You are here
Brazil eyes privatization of Eletrobras
[BRASÍLIA] Brazil's government is eyeing the privatisation of giant power utility Eletrobras in a bid to balance a yawning budget deficit, the energy ministry said, sparking a surge in share prices Tuesday.
"This is a move of fundamental importance for developing the Brazilian electricity sector," Mining and Energy Minister Fernando Coelho Filho told a press conference in Brasilia.
The energy ministry said in a statement issued after markets closed on Monday that the sell-off would "add competitiveness and efficiency to the businesses in the management of its operations, without the stumbling blocks facing public companies."
The government, which is struggling to pay the bills following two years of deep recession, hopes to raise 20 billion reais (S$8.6 billion) in the partial sell-off of the country's biggest power utility.
The government would retain a golden share to exercise veto power. It also said it would exclude nuclear power plants from the sale, as well as the Itaipu hydroelectric station which is joint-owned with neighboring Paraguay.
Currently the government holds 40.98 per cent of Eletrobras' capital, while state development bank BNDES holds another 18.72 per cent.
Common share prices rocketed on the announcement Tuesday, closing 48.9 per cent higher, and preferred shares rose 32.6 per cent. The surge helped push the Sao Paulo market's Ibovespa index above the 70,000 barrier.
CORRUPTION AND CRITICISM
Last week, the government conceded that it would not meet its budget targets and raised the expected budget deficit ceiling to US$50 billion in 2017, up from US$44 billion.
Scandal-plagued President Michel Temer is pushing through market reforms that he hopes will loosen up Brazil's notoriously inefficient economy and restore growth.
The energy ministry said the troubled company's debts were draining funds that could "be used for security, education and health." The government is modelling its plans on previous privatizations of aerospace company Embraer in 1994 and mining giant Vale in 1997.
However, former leftist president Dilma Rousseff, who was removed in a controversial impeachment trial last year, criticised the plan.
"They already sold off the Petrobras power plants and they want to sell our main hydroelectric plants and transmission lines at basement bargain prices," she tweeted.
Eletrobras has been damaged by the gigantic corruption network uncovered at a host of Brazil's biggest companies.
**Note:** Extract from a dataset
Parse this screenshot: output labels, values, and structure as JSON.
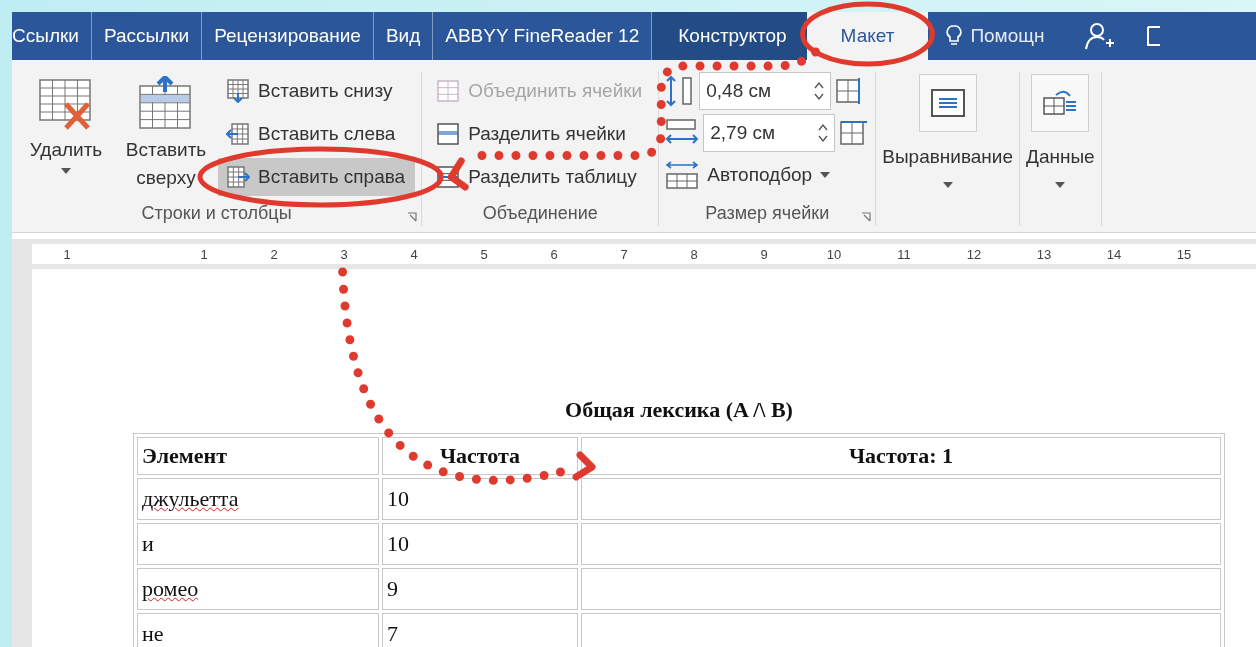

On Wednesday, prosecutors filed corruption and money laundering charges against former head of Petrobras and the Banco do Brasil, Aldemar Bendine. He was arrested last month.